A digital assistant integrated in an iPhone like Siri, a form of AI, doesn't sound as threatening as a physical robot taking space in our homes.
When you factor in things like facial recognition and always being turned on, then it makes us worry more about privacy concerns and hacking.
People bring up Skynet when referring to robotics because some individuals are legitimately concerned that AI and robotics will one day take over and control mankind.
I understand a lot of those concerns are seen as humorous to many, but I strongly believe it is a real concern (well sort of). The number one concern will always be privacy but that isn't confined to robotics.

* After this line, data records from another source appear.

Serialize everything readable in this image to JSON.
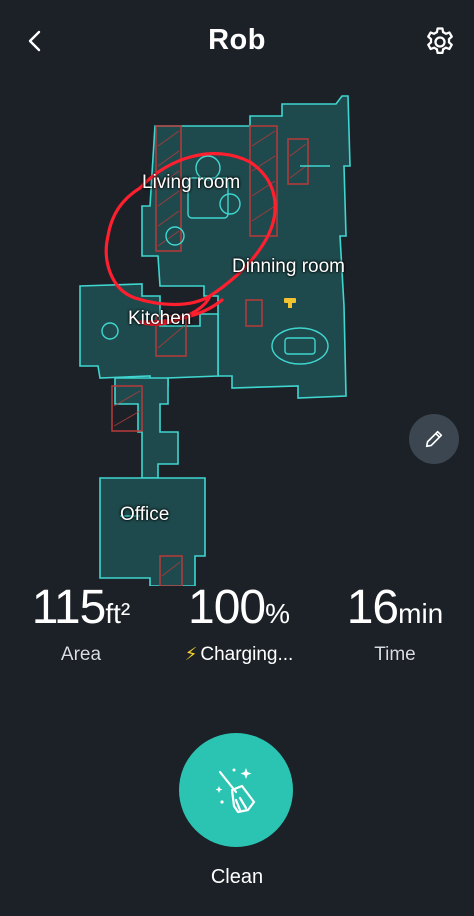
{
  "header": {
    "title": "Rob",
    "back_icon": "chevron-left-icon",
    "settings_icon": "gear-icon"
  },
  "map": {
    "rooms": [
      {
        "key": "living",
        "label": "Living room"
      },
      {
        "key": "dining",
        "label": "Dinning room"
      },
      {
        "key": "kitchen",
        "label": "Kitchen"
      },
      {
        "key": "office",
        "label": "Office"
      }
    ],
    "colors": {
      "wall": "#3fd6d0",
      "floor": "#1f4a4d",
      "no_go_zone": "#b83a3a",
      "annotation": "#ff1f2e",
      "dock": "#f2c230"
    },
    "edit_icon": "pencil-icon"
  },
  "stats": {
    "area": {
      "value": "115",
      "unit": "ft²",
      "label": "Area"
    },
    "battery": {
      "value": "100",
      "unit": "%",
      "status": "Charging...",
      "icon": "lightning-icon"
    },
    "time": {
      "value": "16",
      "unit": "min",
      "label": "Time"
    }
  },
  "action": {
    "label": "Clean",
    "icon": "broom-sparkle-icon",
    "color": "#2bc4b2"
  }
}
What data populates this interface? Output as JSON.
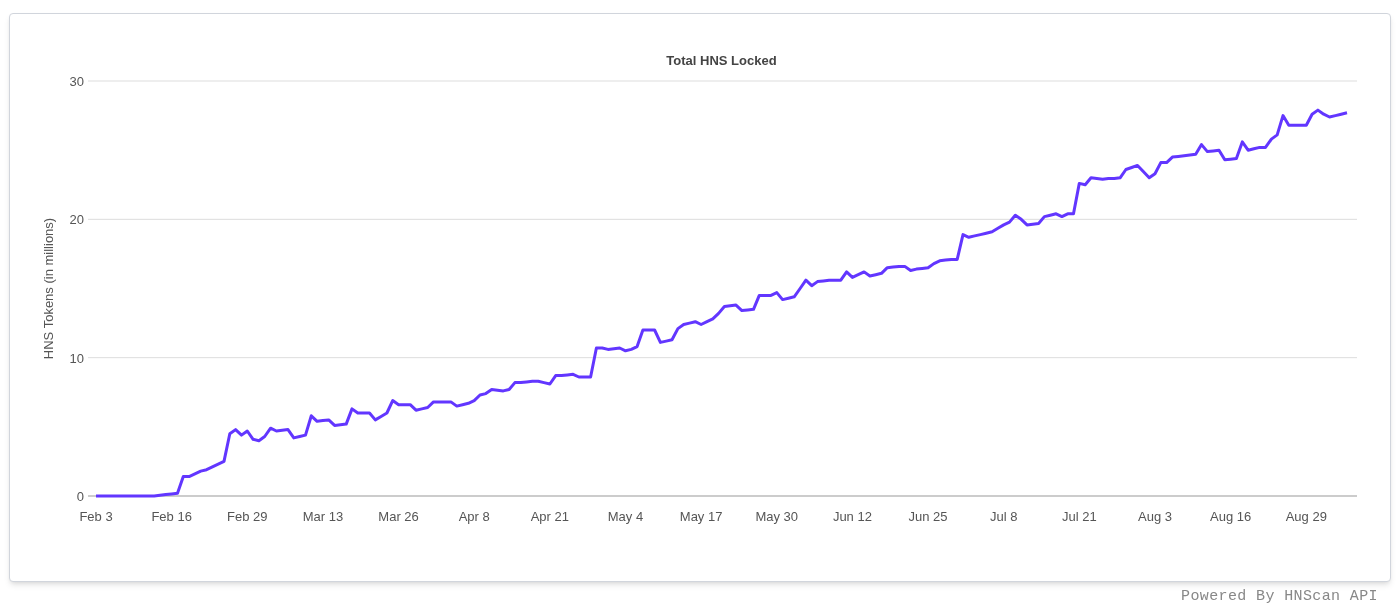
{
  "chart": {
    "chart_data": {
      "type": "line",
      "title": "Total HNS Locked",
      "ylabel": "HNS Tokens (in millions)",
      "categories": [
        "Feb 3",
        null,
        null,
        null,
        null,
        null,
        null,
        null,
        null,
        null,
        null,
        null,
        null,
        "Feb 16",
        null,
        null,
        null,
        null,
        null,
        null,
        null,
        null,
        null,
        null,
        null,
        null,
        "Feb 29",
        null,
        null,
        null,
        null,
        null,
        null,
        null,
        null,
        null,
        null,
        null,
        null,
        "Mar 13",
        null,
        null,
        null,
        null,
        null,
        null,
        null,
        null,
        null,
        null,
        null,
        null,
        "Mar 26",
        null,
        null,
        null,
        null,
        null,
        null,
        null,
        null,
        null,
        null,
        null,
        null,
        "Apr 8",
        null,
        null,
        null,
        null,
        null,
        null,
        null,
        null,
        null,
        null,
        null,
        null,
        "Apr 21",
        null,
        null,
        null,
        null,
        null,
        null,
        null,
        null,
        null,
        null,
        null,
        null,
        "May 4",
        null,
        null,
        null,
        null,
        null,
        null,
        null,
        null,
        null,
        null,
        null,
        null,
        "May 17",
        null,
        null,
        null,
        null,
        null,
        null,
        null,
        null,
        null,
        null,
        null,
        null,
        "May 30",
        null,
        null,
        null,
        null,
        null,
        null,
        null,
        null,
        null,
        null,
        null,
        null,
        "Jun 12",
        null,
        null,
        null,
        null,
        null,
        null,
        null,
        null,
        null,
        null,
        null,
        null,
        "Jun 25",
        null,
        null,
        null,
        null,
        null,
        null,
        null,
        null,
        null,
        null,
        null,
        null,
        "Jul 8",
        null,
        null,
        null,
        null,
        null,
        null,
        null,
        null,
        null,
        null,
        null,
        null,
        "Jul 21",
        null,
        null,
        null,
        null,
        null,
        null,
        null,
        null,
        null,
        null,
        null,
        null,
        "Aug 3",
        null,
        null,
        null,
        null,
        null,
        null,
        null,
        null,
        null,
        null,
        null,
        null,
        "Aug 16",
        null,
        null,
        null,
        null,
        null,
        null,
        null,
        null,
        null,
        null,
        null,
        null,
        "Aug 29",
        null,
        null,
        null,
        null,
        null,
        null,
        null
      ],
      "series": [
        {
          "color": "#6236ff",
          "values": [
            0,
            0,
            0,
            0,
            0,
            0,
            0,
            0,
            0,
            0,
            0,
            0.05,
            0.1,
            0.15,
            0.2,
            1.4,
            1.4,
            1.6,
            1.8,
            1.9,
            2.1,
            2.3,
            2.5,
            4.5,
            4.8,
            4.4,
            4.7,
            4.1,
            4.0,
            4.3,
            4.9,
            4.7,
            4.75,
            4.8,
            4.2,
            4.3,
            4.4,
            5.8,
            5.4,
            5.45,
            5.5,
            5.1,
            5.15,
            5.2,
            6.3,
            6.0,
            6.0,
            6.0,
            5.5,
            5.75,
            6.0,
            6.9,
            6.6,
            6.6,
            6.6,
            6.2,
            6.3,
            6.4,
            6.8,
            6.8,
            6.8,
            6.8,
            6.5,
            6.6,
            6.7,
            6.9,
            7.3,
            7.4,
            7.7,
            7.65,
            7.6,
            7.7,
            8.2,
            8.2,
            8.25,
            8.3,
            8.3,
            8.2,
            8.1,
            8.7,
            8.7,
            8.75,
            8.8,
            8.6,
            8.6,
            8.6,
            10.7,
            10.7,
            10.6,
            10.65,
            10.7,
            10.5,
            10.6,
            10.8,
            12.0,
            12.0,
            12.0,
            11.1,
            11.2,
            11.3,
            12.1,
            12.4,
            12.5,
            12.6,
            12.4,
            12.6,
            12.8,
            13.2,
            13.7,
            13.75,
            13.8,
            13.4,
            13.45,
            13.5,
            14.5,
            14.5,
            14.5,
            14.7,
            14.2,
            14.3,
            14.4,
            15.0,
            15.6,
            15.2,
            15.5,
            15.55,
            15.6,
            15.6,
            15.6,
            16.2,
            15.8,
            16.0,
            16.2,
            15.9,
            16.0,
            16.1,
            16.5,
            16.55,
            16.6,
            16.6,
            16.3,
            16.4,
            16.45,
            16.5,
            16.8,
            17.0,
            17.05,
            17.1,
            17.1,
            18.9,
            18.7,
            18.8,
            18.9,
            19.0,
            19.1,
            19.35,
            19.6,
            19.8,
            20.3,
            20.0,
            19.6,
            19.65,
            19.7,
            20.2,
            20.3,
            20.4,
            20.2,
            20.4,
            20.4,
            22.6,
            22.5,
            23.0,
            22.95,
            22.9,
            22.95,
            22.95,
            23.0,
            23.6,
            23.75,
            23.9,
            23.45,
            23.0,
            23.3,
            24.1,
            24.1,
            24.5,
            24.55,
            24.6,
            24.65,
            24.7,
            25.4,
            24.9,
            24.95,
            25.0,
            24.3,
            24.35,
            24.4,
            25.6,
            25.0,
            25.1,
            25.2,
            25.2,
            25.8,
            26.1,
            27.5,
            26.8,
            26.8,
            26.8,
            26.8,
            27.6,
            27.9,
            27.6,
            27.4,
            27.5,
            27.6,
            27.7
          ]
        }
      ],
      "ylim": [
        0,
        30
      ],
      "yticks": [
        0,
        10,
        20,
        30
      ]
    }
  },
  "footer": "Powered By HNScan API"
}
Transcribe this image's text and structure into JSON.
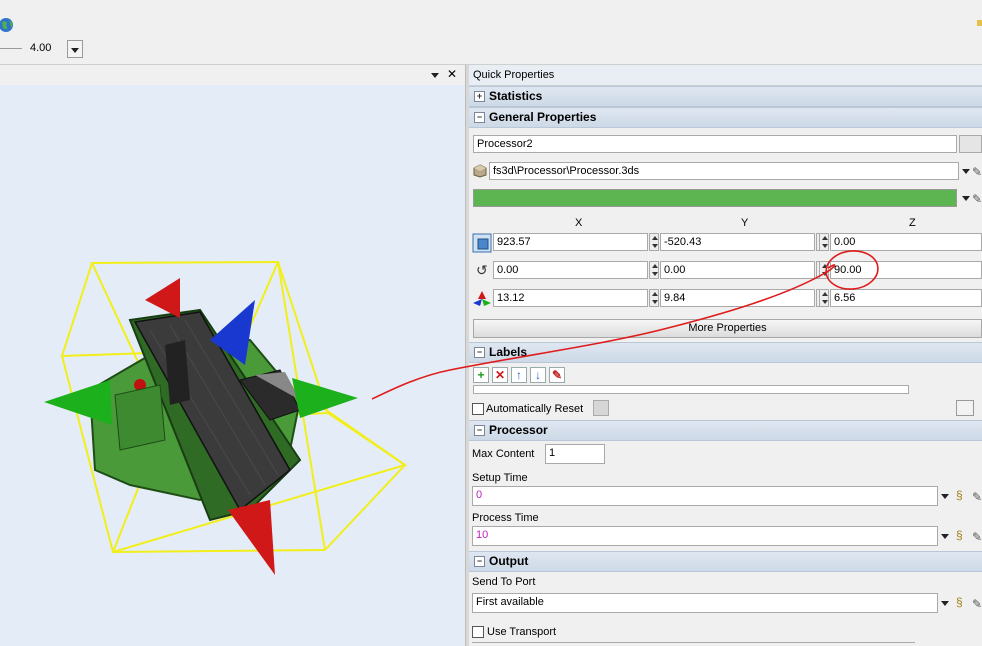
{
  "toolbar": {
    "zoom_value": "4.00"
  },
  "viewport": {
    "header_close": "✕"
  },
  "panel": {
    "title": "Quick Properties",
    "sections": {
      "statistics": "Statistics",
      "general": "General Properties",
      "labels": "Labels",
      "processor": "Processor",
      "output": "Output"
    },
    "general": {
      "name": "Processor2",
      "shape_path": "fs3d\\Processor\\Processor.3ds",
      "color": "#5db552",
      "axis_x": "X",
      "axis_y": "Y",
      "axis_z": "Z",
      "position": {
        "x": "923.57",
        "y": "-520.43",
        "z": "0.00"
      },
      "rotation": {
        "x": "0.00",
        "y": "0.00",
        "z": "90.00"
      },
      "size": {
        "x": "13.12",
        "y": "9.84",
        "z": "6.56"
      },
      "more_button": "More Properties"
    },
    "labels": {
      "auto_reset": "Automatically Reset"
    },
    "processor": {
      "max_content_label": "Max Content",
      "max_content_value": "1",
      "setup_time_label": "Setup Time",
      "setup_time_value": "0",
      "process_time_label": "Process Time",
      "process_time_value": "10"
    },
    "output": {
      "send_to_port_label": "Send To Port",
      "send_to_port_value": "First available",
      "use_transport": "Use Transport"
    }
  }
}
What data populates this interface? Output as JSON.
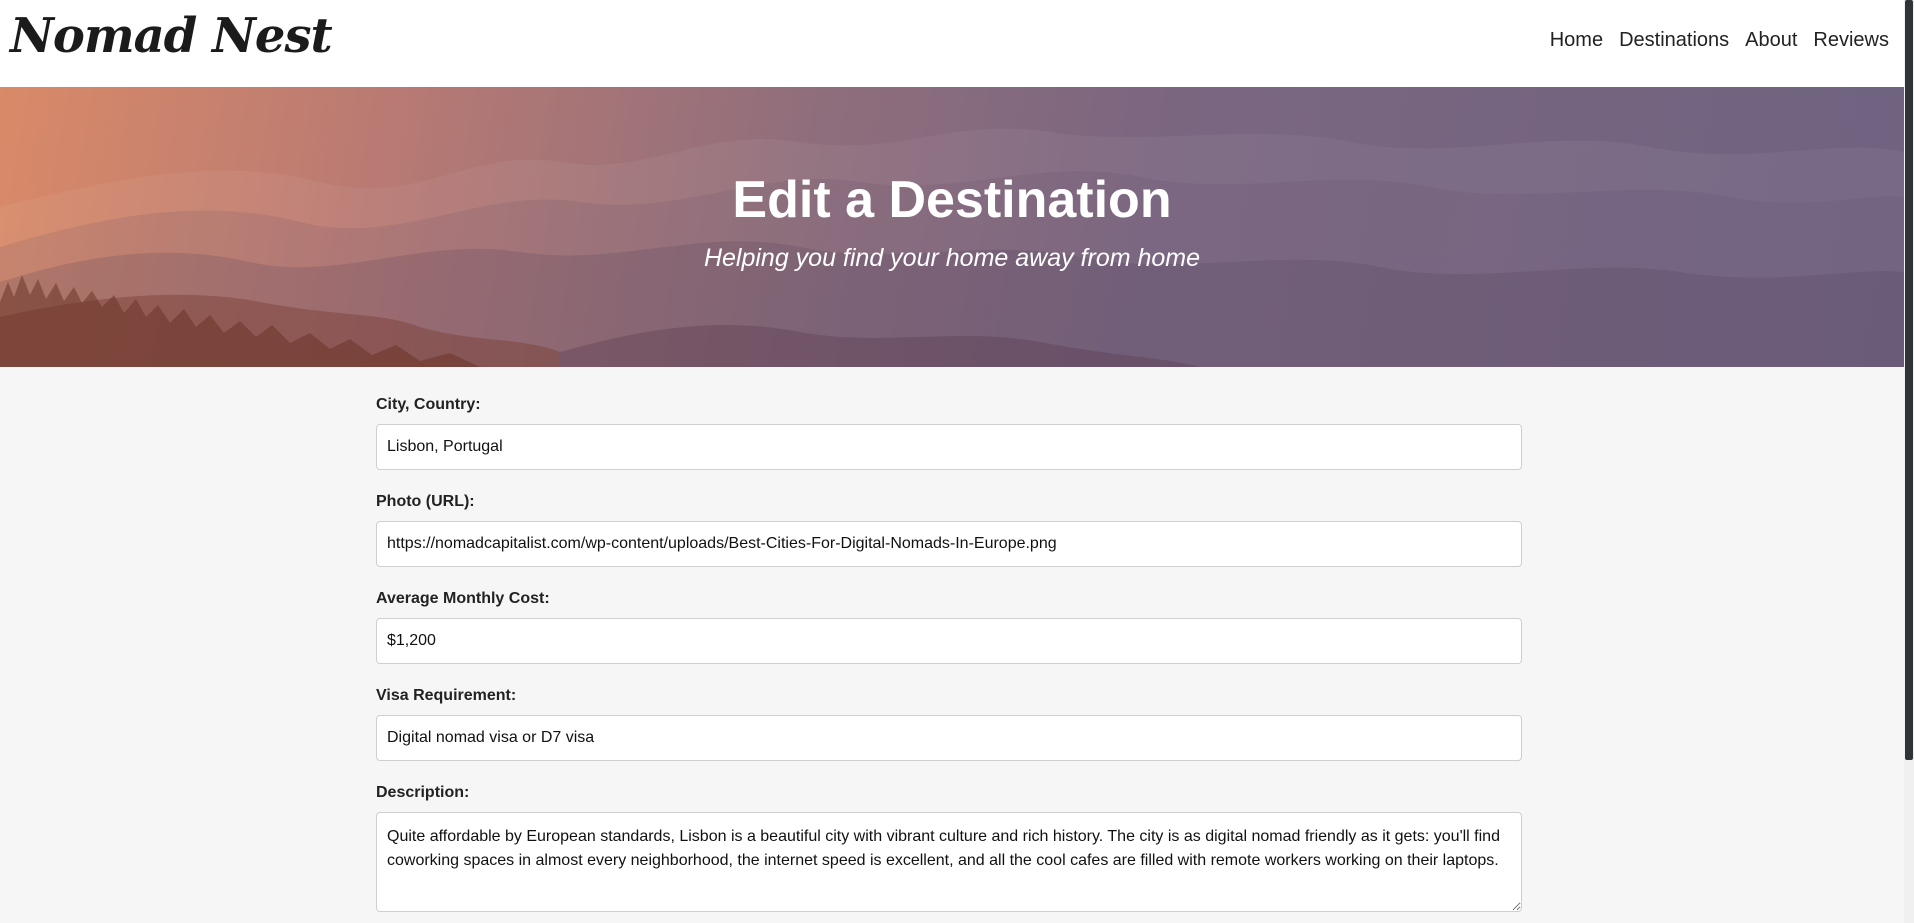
{
  "navbar": {
    "brand": "Nomad Nest",
    "links": [
      {
        "label": "Home"
      },
      {
        "label": "Destinations"
      },
      {
        "label": "About"
      },
      {
        "label": "Reviews"
      }
    ]
  },
  "hero": {
    "title": "Edit a Destination",
    "subtitle": "Helping you find your home away from home"
  },
  "form": {
    "city": {
      "label": "City, Country:",
      "value": "Lisbon, Portugal"
    },
    "photo": {
      "label": "Photo (URL):",
      "value": "https://nomadcapitalist.com/wp-content/uploads/Best-Cities-For-Digital-Nomads-In-Europe.png"
    },
    "cost": {
      "label": "Average Monthly Cost:",
      "value": "$1,200"
    },
    "visa": {
      "label": "Visa Requirement:",
      "value": "Digital nomad visa or D7 visa"
    },
    "description": {
      "label": "Description:",
      "value": "Quite affordable by European standards, Lisbon is a beautiful city with vibrant culture and rich history. The city is as digital nomad friendly as it gets: you'll find coworking spaces in almost every neighborhood, the internet speed is excellent, and all the cool cafes are filled with remote workers working on their laptops."
    }
  },
  "colors": {
    "page_background": "#f6f6f6",
    "navbar_background": "#ffffff",
    "hero_warm": "#d98a68",
    "hero_cool": "#6f6381",
    "text": "#222222"
  }
}
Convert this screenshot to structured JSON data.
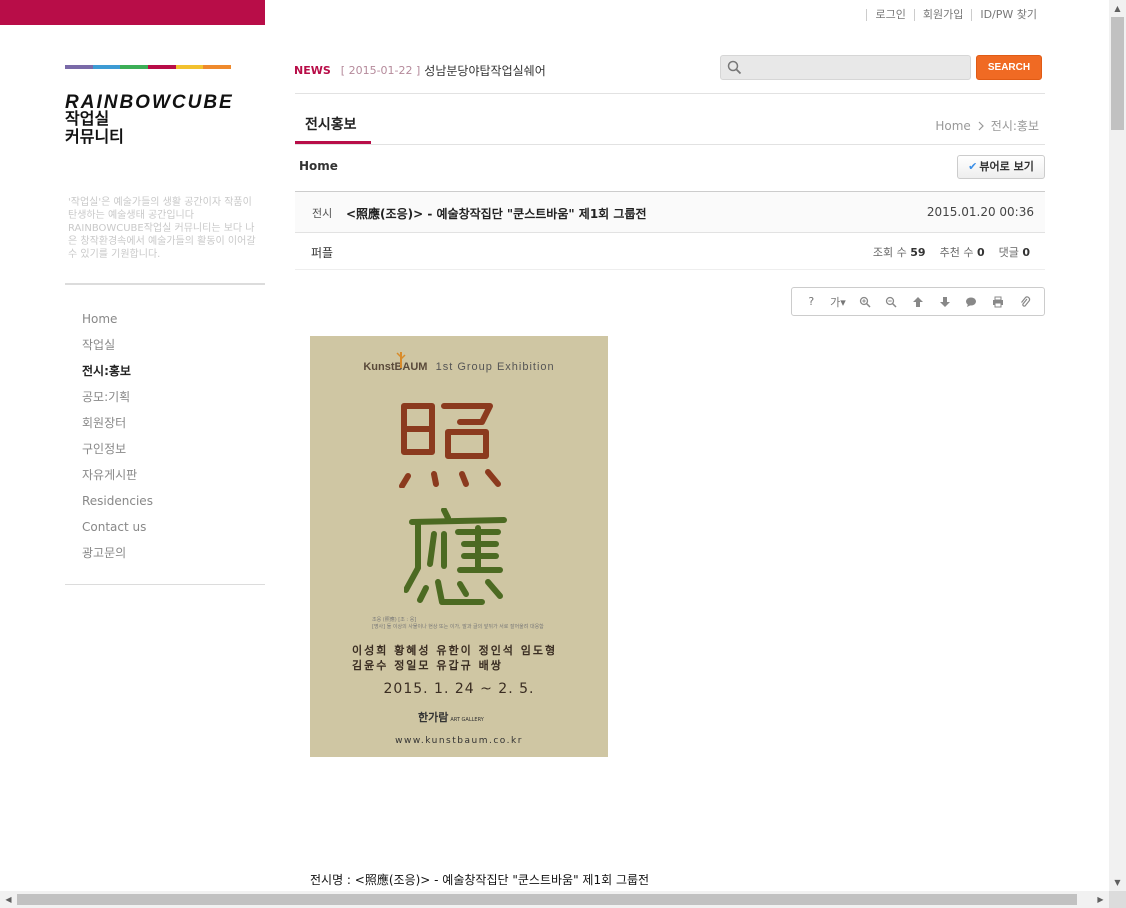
{
  "top_links": [
    "로그인",
    "회원가입",
    "ID/PW 찾기"
  ],
  "sidebar": {
    "logo_en": "RAINBOWCUBE",
    "logo_kr_line1": "작업실",
    "logo_kr_line2": "커뮤니티",
    "intro": "'작업실'은 예술가들의 생활 공간이자 작품이 탄생하는 예술생태 공간입니다 RAINBOWCUBE작업실 커뮤니티는 보다 나은 창작환경속에서 예술가들의 활동이 이어갈 수 있기를 기원합니다.",
    "rainbow_colors": [
      "#7a6aa8",
      "#3d9bd4",
      "#3cae57",
      "#b80d48",
      "#f2c12e",
      "#ef8a2d"
    ],
    "nav": [
      "Home",
      "작업실",
      "전시:홍보",
      "공모:기획",
      "회원장터",
      "구인정보",
      "자유게시판",
      "Residencies",
      "Contact us",
      "광고문의"
    ],
    "active_nav": "전시:홍보"
  },
  "header": {
    "news_label": "NEWS",
    "news_date": "[ 2015-01-22 ]",
    "news_title": "성남분당야탑작업실쉐어",
    "search_placeholder": "",
    "search_button": "SEARCH"
  },
  "board": {
    "title": "전시홍보",
    "breadcrumb_home": "Home",
    "breadcrumb_current": "전시:홍보",
    "home_label": "Home",
    "viewer_button": "뷰어로 보기"
  },
  "post": {
    "category": "전시",
    "title": "<照應(조응)> - 예술창작집단 \"쿤스트바움\" 제1회 그룹전",
    "datetime": "2015.01.20 00:36",
    "author": "퍼플",
    "views_label": "조회 수",
    "views": "59",
    "recommend_label": "추천 수",
    "recommend": "0",
    "comments_label": "댓글",
    "comments": "0"
  },
  "toolbar": {
    "help": "?",
    "font": "가▾"
  },
  "poster": {
    "brand": "KunstBAUM",
    "heading": "1st Group Exhibition",
    "sub_line1": "조응 (照應) [조 : 응]",
    "sub_line2": "[명사] 둘 이상의 사물이나 현상 또는 이가, 말과 글의 앞뒤가 서로 잘어울려 대응함",
    "names_line1": "이성희  황혜성  유한이  정인석  임도형",
    "names_line2": "김윤수  정일모  유갑규  배쌍",
    "dates": "2015. 1. 24 ~ 2. 5.",
    "gallery": "한가람",
    "gallery_sub": "ART GALLERY",
    "url": "www.kunstbaum.co.kr",
    "background_color": "#cfc6a3"
  },
  "caption": "전시명 : <照應(조응)> - 예술창작집단 \"쿤스트바움\" 제1회 그룹전"
}
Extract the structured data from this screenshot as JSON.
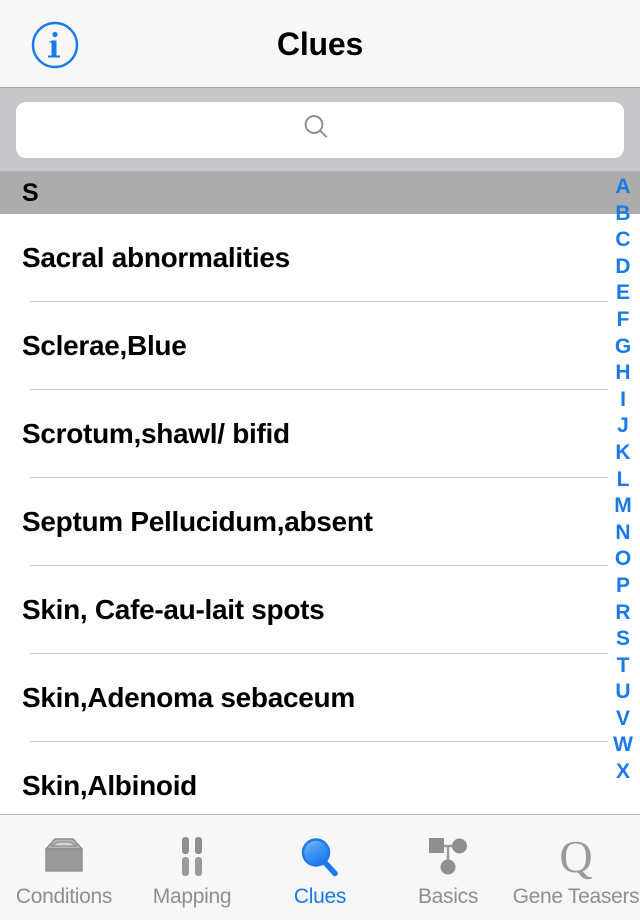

I think it's quite clear that the more physical presence something has, the more anxiety we feel about it. It's that sole reason why there's liable to be numerous skeptics once these products get released.
Trailer for Movie "Ex Machina"
What is the Future of Robotics?
We're in our most primitive state when it comes to robots and robotics, and something like Jibo will be seen as a joke 10-15 years from now, however; the future is now!
This is an exciting time to be alive if you love and are ready to embrace technology, but what will the growth be like?
It's feasible that social robots will one day become a normal thing, and they'll be far more advanced than even our most ambitious portrayals today. They will also be a lot more mobile and perform physical tasks for us (ex. making and getting coffee).
In fact, we've already seen numerous robots perform complex tasks, but they have yet to be accepted into our homes, which is where the future lies.
Presently our personal digital assistants are tethered to specific devices or immobile, but we'll one day have an actual Siri robot to guide us on a daily to weekly basis.
I realize this may be troubling to think about, but all it takes is some getting used to. If we're able to get our privacy concerns under control and deliver a robot that can make our lives less complicated, then I'm sure most will embrace them over time.
And those who are truly concerned about AI taking over, then stick around for several decades because we are very far removed from that concept.
(Relax: Jibo and Alpha 2 won't turn you into their personal slaves)
That means you can sleep well tonight tonight because the future terminators you worry about will only be confined to those two great movies (and horrid sequels).